--- The task ---
Word for word, restate the records that come next, omitting the images.

--- Data for this task ---
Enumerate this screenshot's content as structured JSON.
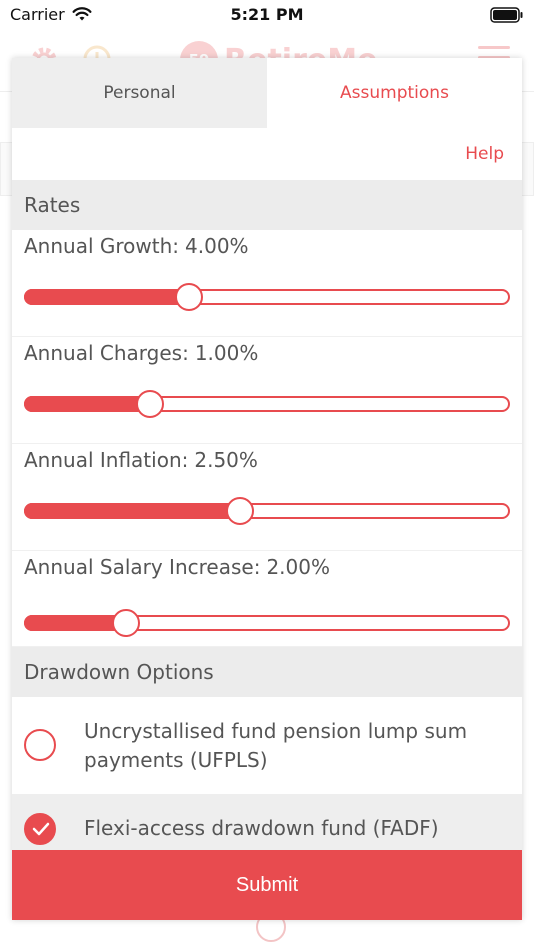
{
  "status_bar": {
    "carrier": "Carrier",
    "time": "5:21 PM"
  },
  "background": {
    "logo_badge": "59",
    "logo_text": "RetireMe"
  },
  "tabs": [
    {
      "label": "Personal",
      "active": false
    },
    {
      "label": "Assumptions",
      "active": true
    }
  ],
  "help_label": "Help",
  "sections": {
    "rates": "Rates",
    "drawdown": "Drawdown Options"
  },
  "rates": [
    {
      "label": "Annual Growth:",
      "value": "4.00%",
      "fraction": 0.34
    },
    {
      "label": "Annual Charges:",
      "value": "1.00%",
      "fraction": 0.26
    },
    {
      "label": "Annual Inflation:",
      "value": "2.50%",
      "fraction": 0.445
    },
    {
      "label": "Annual Salary Increase:",
      "value": "2.00%",
      "fraction": 0.21
    }
  ],
  "drawdown_options": [
    {
      "label": "Uncrystallised fund pension lump sum payments (UFPLS)",
      "selected": false
    },
    {
      "label": "Flexi-access drawdown fund (FADF)",
      "selected": true
    }
  ],
  "submit_label": "Submit",
  "colors": {
    "accent": "#e84b4f",
    "tab_inactive": "#eeeeee",
    "section_bg": "#ececec"
  }
}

--- Task result ---
Enumerate this screenshot's content as structured JSON.
{
  "status_bar": {
    "carrier": "Carrier",
    "time": "5:21 PM"
  },
  "background": {
    "logo_badge": "59",
    "logo_text": "RetireMe"
  },
  "tabs": [
    {
      "label": "Personal",
      "active": false
    },
    {
      "label": "Assumptions",
      "active": true
    }
  ],
  "help_label": "Help",
  "sections": {
    "rates": "Rates",
    "drawdown": "Drawdown Options"
  },
  "rates": [
    {
      "label": "Annual Growth:",
      "value": "4.00%",
      "fraction": 0.34
    },
    {
      "label": "Annual Charges:",
      "value": "1.00%",
      "fraction": 0.26
    },
    {
      "label": "Annual Inflation:",
      "value": "2.50%",
      "fraction": 0.445
    },
    {
      "label": "Annual Salary Increase:",
      "value": "2.00%",
      "fraction": 0.21
    }
  ],
  "drawdown_options": [
    {
      "label": "Uncrystallised fund pension lump sum payments (UFPLS)",
      "selected": false
    },
    {
      "label": "Flexi-access drawdown fund (FADF)",
      "selected": true
    }
  ],
  "submit_label": "Submit",
  "colors": {
    "accent": "#e84b4f",
    "tab_inactive": "#eeeeee",
    "section_bg": "#ececec"
  }
}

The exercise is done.